Human legs contain an elaborate network of nerves, joints, bones, and connective tissues that work in harmony to allow us to be functional and flexible. If you are having leg pain after a car accident, you may have injuries that are not allowing your body to heal correctly, causing inflammation and pain. Even something as simple as braking quickly can cause sprains and soft tissue injuries. Here are some common leg injuries that are the result of car accidents.
Lacerations: A laceration is essentially a deep cut, and in some cases, a laceration of the leg can be a life-threatening injury since the femoral artery, the main blood vessel supplying blood to your lower body, is located in the legs. A leg laceration requires special care and can take as little as four weeks to heal, but the majority can take four months or longer. If the laceration requires stitches, it can impact your ability to work, particularly if your work requires any strenuous activity or heavy lifting. Even if you have an office job, if you require stitches on the back of your thighs or knees, you would not be able to sit in an office chair for some time.
Severe bruising: A violent crash often causes severe bruising. Bruising happens when your muscle fibers and connective tissue is crushed, but the skin doesn’t break. Blood from the broken capillaries leaks under the skin, causing the skin to become discolored. A severe bruise can cause major swelling, pain, and weakness around the bruise. In very rare instances, a severe bruise can indicate that a deep-seated vein was damaged in the accident, which can lead to a deep-vein clot. That’s why it’s critical to get checked out by a doctor after a car accident.
ACL injury: ACL injuries are one of the most excruciating types of leg injuries you could endure. An ACL injury occurs when there is a tear or sprain of the anterior cruciate ligament (ACL), which is one of the strong bands of tissue that aids in connecting your thigh bone to your shinbone. Depending on how severe the ACL injury is, it may require rehabilitation or even surgery to replace the torn ligament. People that have endured ACL injuries have a higher risk of developing osteoarthritis in the knee, even if they had surgery to correct it. Long-term complications are something you should take into consideration when filing an insurance claim against the person who caused your injury.
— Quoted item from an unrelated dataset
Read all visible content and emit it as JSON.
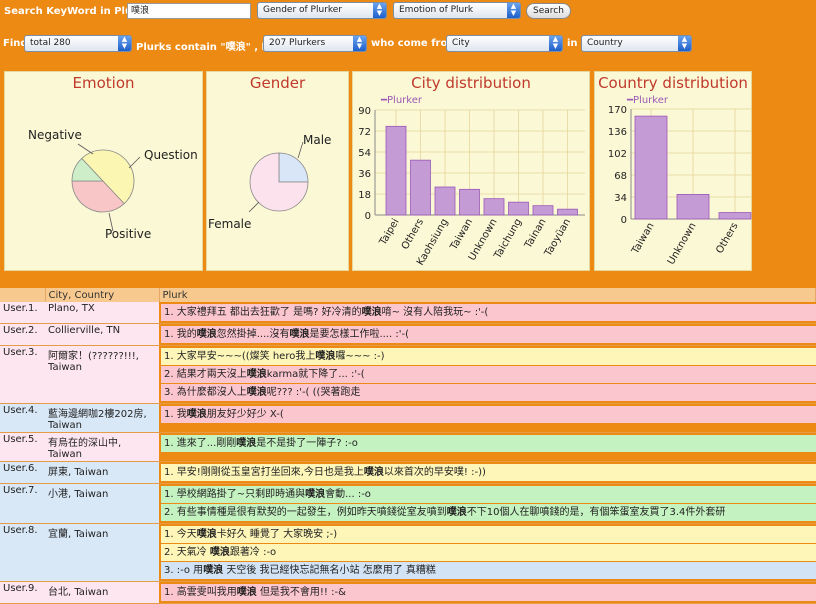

Broken and crushed bones: A simple fracture will require time to heal at least. But if you’ve had a leg bone crushed, it most likely will require surgery to repair the bone with surgically inserted metal rods or plates. Complications of broken leg bones can include knee or ankle pain, bone infection, nerve or blood vessel damage, arthritis, unequal leg length (in children), and poor healing, particularly if the leg fracture was severe. Compartment syndrome is common with high-impact injuries like car accidents. It causes pain, swelling, and sometimes disability in the muscles surrounding the broken bone.
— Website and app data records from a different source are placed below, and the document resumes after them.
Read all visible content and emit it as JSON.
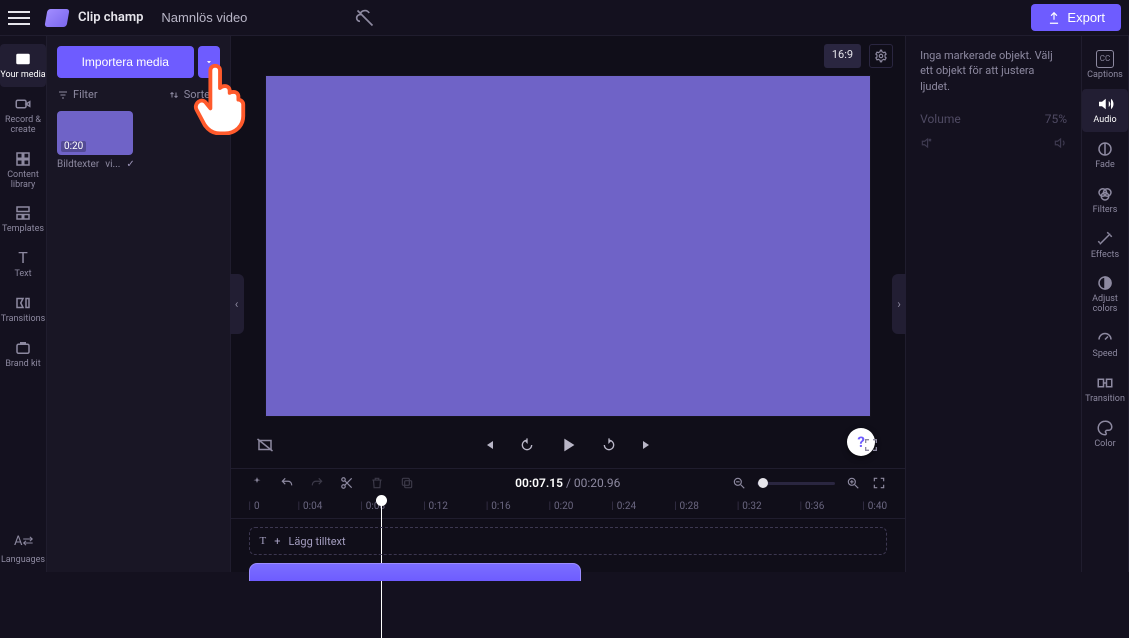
{
  "header": {
    "brand": "Clip champ",
    "title": "Namnlös video",
    "export_label": "Export"
  },
  "left_nav": {
    "items": [
      {
        "label": "Your media"
      },
      {
        "label": "Record & create"
      },
      {
        "label": "Content library"
      },
      {
        "label": "Templates"
      },
      {
        "label": "Text"
      },
      {
        "label": "Transitions"
      },
      {
        "label": "Brand kit"
      }
    ],
    "bottom": {
      "label": "Languages"
    }
  },
  "media_panel": {
    "import_label": "Importera media",
    "filter_label": "Filter",
    "sort_label": "Sortera",
    "thumb_duration": "0:20",
    "thumb_caption": "Bildtexter",
    "thumb_type": "vi..."
  },
  "preview": {
    "aspect": "16:9"
  },
  "inspector": {
    "hint": "Inga markerade objekt. Välj ett objekt för att justera ljudet.",
    "volume_label": "Volume",
    "volume_value": "75%"
  },
  "right_nav": {
    "items": [
      {
        "label": "Captions"
      },
      {
        "label": "Audio"
      },
      {
        "label": "Fade"
      },
      {
        "label": "Filters"
      },
      {
        "label": "Effects"
      },
      {
        "label": "Adjust colors"
      },
      {
        "label": "Speed"
      },
      {
        "label": "Transition"
      },
      {
        "label": "Color"
      }
    ]
  },
  "timeline": {
    "current": "00:07.15",
    "duration": "00:20.96",
    "ticks": [
      "0",
      "0:04",
      "0:08",
      "0:12",
      "0:16",
      "0:20",
      "0:24",
      "0:28",
      "0:32",
      "0:36",
      "0:40"
    ],
    "add_text_label": "Lägg tilltext"
  }
}
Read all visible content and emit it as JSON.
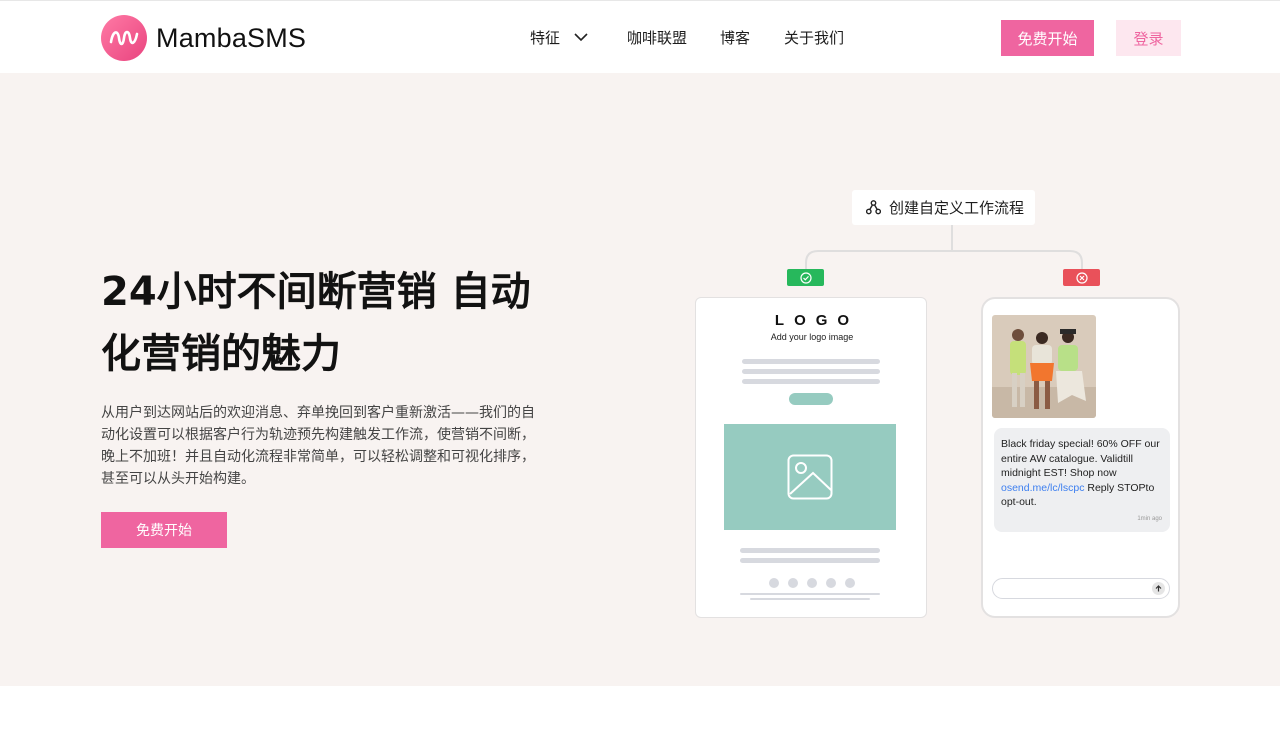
{
  "brand": {
    "name": "MambaSMS",
    "accent": "#ef65a0",
    "accent_light": "#fde7ef"
  },
  "nav": {
    "features": "特征",
    "affiliate": "咖啡联盟",
    "blog": "博客",
    "about": "关于我们"
  },
  "header_actions": {
    "start": "免费开始",
    "login": "登录"
  },
  "hero": {
    "title": "24小时不间断营销 自动化营销的魅力",
    "description": "从用户到达网站后的欢迎消息、弃单挽回到客户重新激活——我们的自动化设置可以根据客户行为轨迹预先构建触发工作流，使营销不间断，晚上不加班！并且自动化流程非常简单，可以轻松调整和可视化排序，甚至可以从头开始构建。",
    "cta": "免费开始"
  },
  "illustration": {
    "workflow_label": "创建自定义工作流程",
    "email": {
      "logo": "LOGO",
      "logo_hint": "Add your logo image"
    },
    "sms": {
      "text_before": "Black friday special! 60% OFF our entire AW catalogue. Validtill midnight EST! Shop now ",
      "link": "osend.me/lc/lscpc",
      "text_after": " Reply STOPto opt-out.",
      "time": "1min ago"
    }
  }
}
Torn meniscus: Although a common knee injury, a torn meniscus can cause pain, swelling, stiffness, and the inability to extend your knee fully. You may feel a popping sensation, or it may make you feel as if your knee is giving way or it’s locked in place. As with other injuries of this kind, you’re more likely to develop osteoarthritis after this kind of knee injury.